» Task prompt
Your job is to reproduce all of the data exactly.

═══ Available data

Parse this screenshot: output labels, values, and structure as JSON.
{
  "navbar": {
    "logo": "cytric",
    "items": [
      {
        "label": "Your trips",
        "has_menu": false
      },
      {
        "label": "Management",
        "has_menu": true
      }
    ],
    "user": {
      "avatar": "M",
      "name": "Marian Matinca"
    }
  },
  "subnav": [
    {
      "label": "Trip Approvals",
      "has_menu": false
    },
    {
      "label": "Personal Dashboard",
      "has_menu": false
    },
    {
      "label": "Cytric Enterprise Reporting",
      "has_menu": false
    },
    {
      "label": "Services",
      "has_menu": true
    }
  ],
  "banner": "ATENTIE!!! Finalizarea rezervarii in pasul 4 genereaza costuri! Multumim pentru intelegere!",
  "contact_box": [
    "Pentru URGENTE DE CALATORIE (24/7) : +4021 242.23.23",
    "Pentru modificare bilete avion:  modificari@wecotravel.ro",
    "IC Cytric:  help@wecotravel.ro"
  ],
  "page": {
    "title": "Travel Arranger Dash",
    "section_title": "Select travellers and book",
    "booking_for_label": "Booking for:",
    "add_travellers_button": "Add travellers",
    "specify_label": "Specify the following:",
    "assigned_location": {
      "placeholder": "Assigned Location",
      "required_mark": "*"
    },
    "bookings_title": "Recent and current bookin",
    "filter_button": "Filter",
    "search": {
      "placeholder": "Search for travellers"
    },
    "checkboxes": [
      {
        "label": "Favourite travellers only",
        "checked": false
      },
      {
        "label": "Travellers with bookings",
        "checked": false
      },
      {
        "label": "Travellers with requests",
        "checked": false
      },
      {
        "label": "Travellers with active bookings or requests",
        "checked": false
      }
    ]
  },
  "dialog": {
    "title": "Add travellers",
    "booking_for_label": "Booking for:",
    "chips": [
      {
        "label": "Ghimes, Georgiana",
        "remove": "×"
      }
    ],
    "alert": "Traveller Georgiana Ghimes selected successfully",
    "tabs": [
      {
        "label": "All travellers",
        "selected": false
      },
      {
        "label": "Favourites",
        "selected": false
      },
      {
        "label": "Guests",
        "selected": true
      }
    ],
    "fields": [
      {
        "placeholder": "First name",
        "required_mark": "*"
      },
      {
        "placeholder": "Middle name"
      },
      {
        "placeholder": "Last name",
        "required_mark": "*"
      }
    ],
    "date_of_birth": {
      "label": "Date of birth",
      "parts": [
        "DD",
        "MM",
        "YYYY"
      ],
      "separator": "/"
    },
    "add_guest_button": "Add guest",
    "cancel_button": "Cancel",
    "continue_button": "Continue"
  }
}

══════

» Exercise solution
Parse this screenshot: output labels, values, and structure as JSON.
{
  "navbar": {
    "logo": "cytric",
    "items": [
      {
        "label": "Your trips",
        "has_menu": false
      },
      {
        "label": "Management",
        "has_menu": true
      }
    ],
    "user": {
      "avatar": "M",
      "name": "Marian Matinca"
    }
  },
  "subnav": [
    {
      "label": "Trip Approvals",
      "has_menu": false
    },
    {
      "label": "Personal Dashboard",
      "has_menu": false
    },
    {
      "label": "Cytric Enterprise Reporting",
      "has_menu": false
    },
    {
      "label": "Services",
      "has_menu": true
    }
  ],
  "banner": "ATENTIE!!! Finalizarea rezervarii in pasul 4 genereaza costuri! Multumim pentru intelegere!",
  "contact_box": [
    "Pentru URGENTE DE CALATORIE (24/7) : +4021 242.23.23",
    "Pentru modificare bilete avion:  modificari@wecotravel.ro",
    "IC Cytric:  help@wecotravel.ro"
  ],
  "page": {
    "title": "Travel Arranger Dash",
    "section_title": "Select travellers and book",
    "booking_for_label": "Booking for:",
    "add_travellers_button": "Add travellers",
    "specify_label": "Specify the following:",
    "assigned_location": {
      "placeholder": "Assigned Location",
      "required_mark": "*"
    },
    "bookings_title": "Recent and current bookin",
    "filter_button": "Filter",
    "search": {
      "placeholder": "Search for travellers"
    },
    "checkboxes": [
      {
        "label": "Favourite travellers only",
        "checked": false
      },
      {
        "label": "Travellers with bookings",
        "checked": false
      },
      {
        "label": "Travellers with requests",
        "checked": false
      },
      {
        "label": "Travellers with active bookings or requests",
        "checked": false
      }
    ]
  },
  "dialog": {
    "title": "Add travellers",
    "booking_for_label": "Booking for:",
    "chips": [
      {
        "label": "Ghimes, Georgiana",
        "remove": "×"
      }
    ],
    "alert": "Traveller Georgiana Ghimes selected successfully",
    "tabs": [
      {
        "label": "All travellers",
        "selected": false
      },
      {
        "label": "Favourites",
        "selected": false
      },
      {
        "label": "Guests",
        "selected": true
      }
    ],
    "fields": [
      {
        "placeholder": "First name",
        "required_mark": "*"
      },
      {
        "placeholder": "Middle name"
      },
      {
        "placeholder": "Last name",
        "required_mark": "*"
      }
    ],
    "date_of_birth": {
      "label": "Date of birth",
      "parts": [
        "DD",
        "MM",
        "YYYY"
      ],
      "separator": "/"
    },
    "add_guest_button": "Add guest",
    "cancel_button": "Cancel",
    "continue_button": "Continue"
  }
}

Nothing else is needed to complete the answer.